*PROBLEM TO WORK ON*: Read through the entries below and copy each line where "likes" turns up.

SUPPLIED DATA section start

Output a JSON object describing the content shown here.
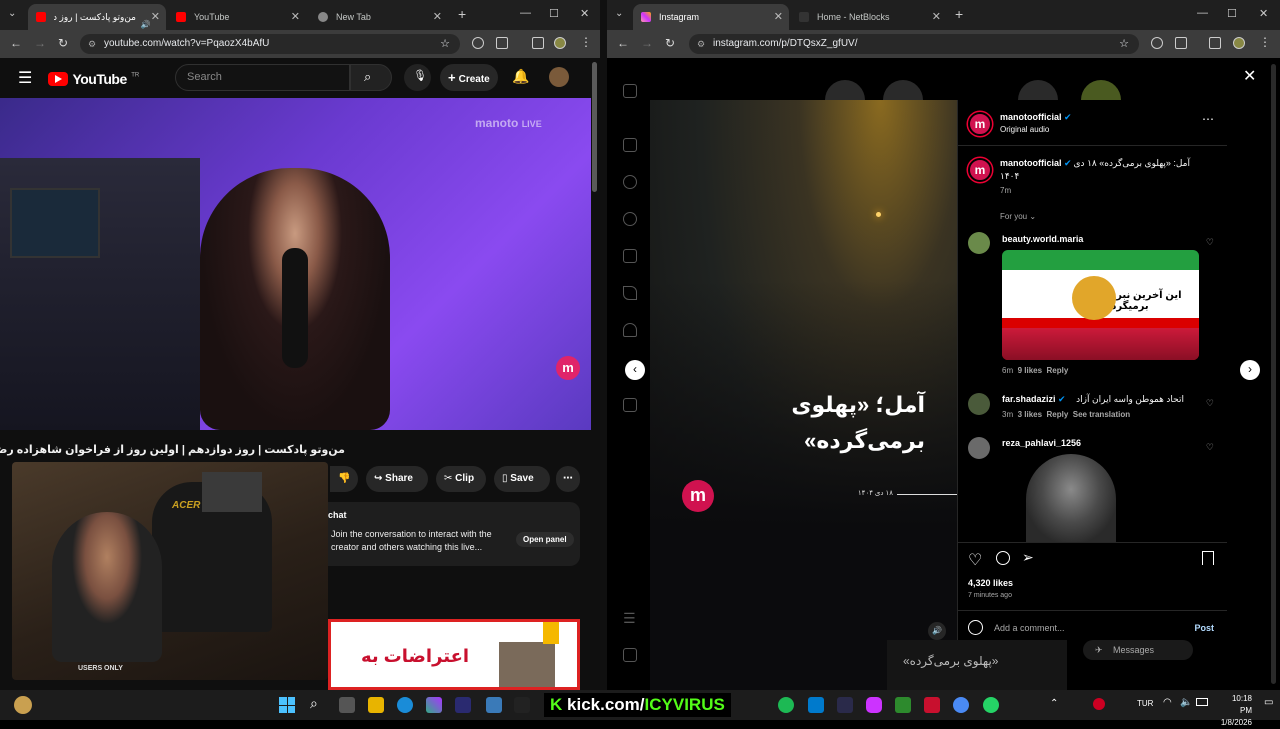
{
  "left_window": {
    "tabs": [
      {
        "label": "من‌وتو پادکست | روز دوا"
      },
      {
        "label": "YouTube"
      },
      {
        "label": "New Tab"
      }
    ],
    "url": "youtube.com/watch?v=PqaozX4bAfU"
  },
  "youtube": {
    "logo": "YouTube",
    "logo_sup": "TR",
    "search_placeholder": "Search",
    "create_label": "Create",
    "watermark": "manoto",
    "watermark_live": "LIVE",
    "video_title": "من‌وتو پادکست | روز دوازدهم | اولین روز از فراخوان شاهزاده رضا پهلوی",
    "actions": {
      "share": "Share",
      "clip": "Clip",
      "save": "Save"
    },
    "chat": {
      "header": "chat",
      "message": "Join the conversation to interact with the creator and others watching this live...",
      "open_panel": "Open panel"
    },
    "promo_text": "اعتراضات به",
    "cam_label": "USERS ONLY"
  },
  "right_window": {
    "tabs": [
      {
        "label": "Instagram"
      },
      {
        "label": "Home - NetBlocks"
      }
    ],
    "url": "instagram.com/p/DTQsxZ_gfUV/"
  },
  "instagram": {
    "reel_caption_line1": "آمل؛ «پهلوی",
    "reel_caption_line2": "برمی‌گرده»",
    "reel_date": "۱۸ دی ۱۴۰۴",
    "owner": "manotoofficial",
    "audio": "Original audio",
    "caption_user": "manotoofficial",
    "caption_text": "آمل: «پهلوی برمی‌گرده» ۱۸ دی",
    "caption_text2": "۱۴۰۴",
    "caption_time": "7m",
    "filter": "For you",
    "comments": [
      {
        "user": "beauty.world.maria",
        "text": "",
        "time": "6m",
        "likes": "9 likes",
        "reply": "Reply",
        "image_caption": "این آخرین نبرده  پهلوی برمیگرده"
      },
      {
        "user": "far.shadazizi",
        "text": "اتحاد هموطن واسه ایران آزاد",
        "time": "3m",
        "likes": "3 likes",
        "reply": "Reply",
        "translate": "See translation"
      },
      {
        "user": "reza_pahlavi_1256",
        "text": "",
        "time": "",
        "likes": "",
        "reply": ""
      }
    ],
    "likes": "4,320 likes",
    "posted": "7 minutes ago",
    "add_comment": "Add a comment...",
    "post": "Post",
    "messages": "Messages",
    "bottom_caption": "«پهلوی برمی‌گرده»"
  },
  "taskbar": {
    "kick_text": "kick.com/",
    "kick_user": "ICYVIRUS",
    "lang": "TUR",
    "time": "10:18 PM",
    "date": "1/8/2026"
  },
  "colors": {
    "yt_red": "#ff0000",
    "kick_green": "#53fc18",
    "manoto_red": "#d0124f"
  }
}
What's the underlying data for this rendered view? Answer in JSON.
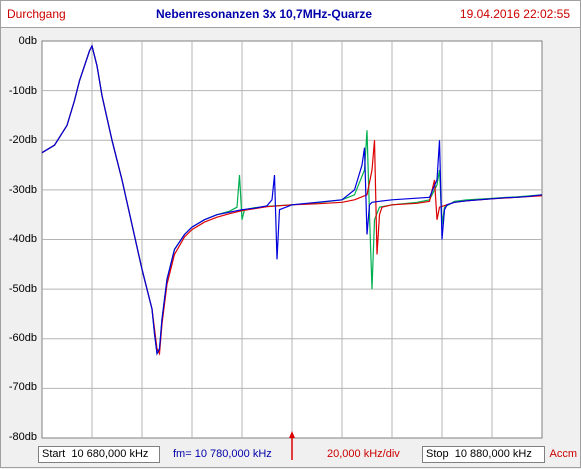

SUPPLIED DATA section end

*SOLUTION TO THIS EXERCISE*:
        "likes": "9 likes",
        "likes": "3 likes",
        "likes": "",
    "likes": "4,320 likes",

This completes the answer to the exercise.